Sharon Yam, Regional Head for APAC at Ocorian, recently attended the HNW Insurance Summit – Singapore 2023 where she provided insights to delegates on the considerations for wealthy families aiming to pass on their businesses to future generations.
In this article, we delve into the challenges and strategies of transitioning family businesses to the next generations, from a legal and technical point of view.
What are the key factors to consider when sustaining family enterprise for future generations?
1. Succession planning
Succession planning in family businesses is a complex endeavour. It involves identifying and nurturing potential successors, creating a clear roadmap for leadership transition, and ensuring the business's ongoing success. Planning must start early and driven by the family's vision.
2. Open lines of communication
Communication is the linchpin of any business, but it's even more vital in a family enterprise. Poor communication can lead to misunderstandings and conflicts that affect business sustainability. Regular and open communication can foster collaboration and transparency, avoiding potential pitfalls.
3. Robust governance
Balancing family dynamics and business priorities is a significant challenge. To manage this, families should establish a comprehensive family constitution. This constitution serves as a guiding document that outlines the family business's purpose, values, and decision-making processes, facilitating succession planning and adaptability to changing family dynamics.
4. Managing growth
Successful growth management demands strategic planning, financial stability, and prudent resource allocation. Navigating challenges in financing, capital investments, and resource optimisation is crucial for scaling up and thriving in any market. It's about making informed financial decisions to seize new growth opportunities.
5. Structured or unstructured succession
Unstructured succession involves transferring shares directly to future generations, often through gifts, estate inheritance, or rights issues. In contrast, structured succession utilises wealth management structures like trusts or foundations to manage and ensure the business's smooth transition to future generations.
Structured succession is typically easier to implement, but unstructured succession may be more common in regions without recognition of trusts or foundations, relying on contract and company laws for family business succession.
6. Four key structures
Structured planning for family wealth management typically involves four key structures. The simplest structure includes a private trust company (PTC) acting as the trustee, administering a trust for family members while owning 100% of the family business shares. In more complex scenarios with dispersed family members, a multi-fund structure may be used, where sub-funds own 100% of the business, catering to different family needs like education, medical, and philanthropy. Families with beneficiaries in different countries may opt for a complex multi-trust structure. Lastly, a hybrid multi-trust solution is becoming more common, accommodating different family factions' preferences for holding assets in various ways.

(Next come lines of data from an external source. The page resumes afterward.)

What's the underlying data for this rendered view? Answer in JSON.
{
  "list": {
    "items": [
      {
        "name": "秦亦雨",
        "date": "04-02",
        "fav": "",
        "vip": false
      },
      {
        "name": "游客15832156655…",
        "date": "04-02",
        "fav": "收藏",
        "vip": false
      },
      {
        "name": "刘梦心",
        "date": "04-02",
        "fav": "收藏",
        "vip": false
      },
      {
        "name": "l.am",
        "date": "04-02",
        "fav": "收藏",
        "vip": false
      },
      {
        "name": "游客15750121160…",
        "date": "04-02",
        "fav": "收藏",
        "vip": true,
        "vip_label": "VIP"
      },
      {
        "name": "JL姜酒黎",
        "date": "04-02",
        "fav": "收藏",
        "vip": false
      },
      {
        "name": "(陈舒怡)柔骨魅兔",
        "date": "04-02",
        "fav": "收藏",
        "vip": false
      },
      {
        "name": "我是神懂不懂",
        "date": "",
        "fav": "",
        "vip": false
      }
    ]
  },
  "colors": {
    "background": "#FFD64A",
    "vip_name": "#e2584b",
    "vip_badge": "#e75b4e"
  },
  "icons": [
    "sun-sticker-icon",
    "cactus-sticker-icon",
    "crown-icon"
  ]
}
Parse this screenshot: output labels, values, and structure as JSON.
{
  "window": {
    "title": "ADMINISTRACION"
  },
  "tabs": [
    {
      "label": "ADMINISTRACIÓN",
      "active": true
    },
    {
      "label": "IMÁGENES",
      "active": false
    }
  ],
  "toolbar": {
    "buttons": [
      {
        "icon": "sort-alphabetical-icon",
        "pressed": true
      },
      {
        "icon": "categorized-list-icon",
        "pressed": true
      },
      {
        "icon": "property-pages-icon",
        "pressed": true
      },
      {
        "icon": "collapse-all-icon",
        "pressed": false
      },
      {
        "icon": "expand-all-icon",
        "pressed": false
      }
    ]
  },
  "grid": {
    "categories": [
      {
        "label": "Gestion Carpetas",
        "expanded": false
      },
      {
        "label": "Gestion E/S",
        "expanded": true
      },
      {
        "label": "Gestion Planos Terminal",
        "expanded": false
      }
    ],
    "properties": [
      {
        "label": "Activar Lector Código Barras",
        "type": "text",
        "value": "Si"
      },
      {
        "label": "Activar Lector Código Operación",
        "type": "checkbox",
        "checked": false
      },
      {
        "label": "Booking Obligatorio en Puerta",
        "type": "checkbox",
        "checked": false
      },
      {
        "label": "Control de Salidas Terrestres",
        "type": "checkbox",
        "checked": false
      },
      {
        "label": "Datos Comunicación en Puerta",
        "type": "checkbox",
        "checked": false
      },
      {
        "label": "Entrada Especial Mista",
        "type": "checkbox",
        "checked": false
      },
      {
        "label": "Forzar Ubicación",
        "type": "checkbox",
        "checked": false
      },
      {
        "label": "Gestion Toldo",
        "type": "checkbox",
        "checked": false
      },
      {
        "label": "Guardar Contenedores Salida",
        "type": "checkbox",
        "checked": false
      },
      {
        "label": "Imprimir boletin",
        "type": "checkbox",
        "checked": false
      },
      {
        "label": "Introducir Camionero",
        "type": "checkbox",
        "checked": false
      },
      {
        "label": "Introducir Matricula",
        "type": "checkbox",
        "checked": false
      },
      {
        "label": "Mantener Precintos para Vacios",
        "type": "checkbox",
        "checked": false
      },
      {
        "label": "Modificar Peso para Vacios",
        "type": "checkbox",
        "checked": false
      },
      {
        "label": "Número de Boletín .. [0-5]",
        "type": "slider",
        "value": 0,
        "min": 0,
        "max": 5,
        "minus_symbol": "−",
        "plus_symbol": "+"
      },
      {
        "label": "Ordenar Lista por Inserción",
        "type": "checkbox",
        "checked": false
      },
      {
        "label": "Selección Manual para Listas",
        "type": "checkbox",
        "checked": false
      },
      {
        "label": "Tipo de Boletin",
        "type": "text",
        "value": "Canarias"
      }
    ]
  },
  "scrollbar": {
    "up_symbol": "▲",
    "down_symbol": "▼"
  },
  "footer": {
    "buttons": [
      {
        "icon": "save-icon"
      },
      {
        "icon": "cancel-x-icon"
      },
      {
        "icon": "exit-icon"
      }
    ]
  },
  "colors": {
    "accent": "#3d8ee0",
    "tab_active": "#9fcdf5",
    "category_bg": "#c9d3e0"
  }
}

7. AML considerations
Anti-Money Laundering considerations are vital and must be prioritised within family offices, PTCs, and trust structures. The Monetary Authority of Singapore's (MAS) has a strong focus on due diligence, ongoing monitoring, a risk-based approach, transaction monitoring, and training.
There is a real need for trust companies to adopt a rigorous risk-based approach to AML and counter-financing of terrorism (CFT) to ensure compliance with regulatory requirements.
Nurturing family legacies
Sustaining a family business across generations requires a multi-faceted approach. From succession planning and effective communication to robust governance structures and strategic growth management, form the foundation for enduring family legacies.
How can Ocorian help?
Ocorian's private client service is built on long-term personal relationships that are founded on a deep understanding of what matters to you both now and in the future. This understanding is replicated in our client base, where we deal with the second and third generations of many of our client families.
Contact our family office team today to find out how we can help you plan and develop your succession planning strategies.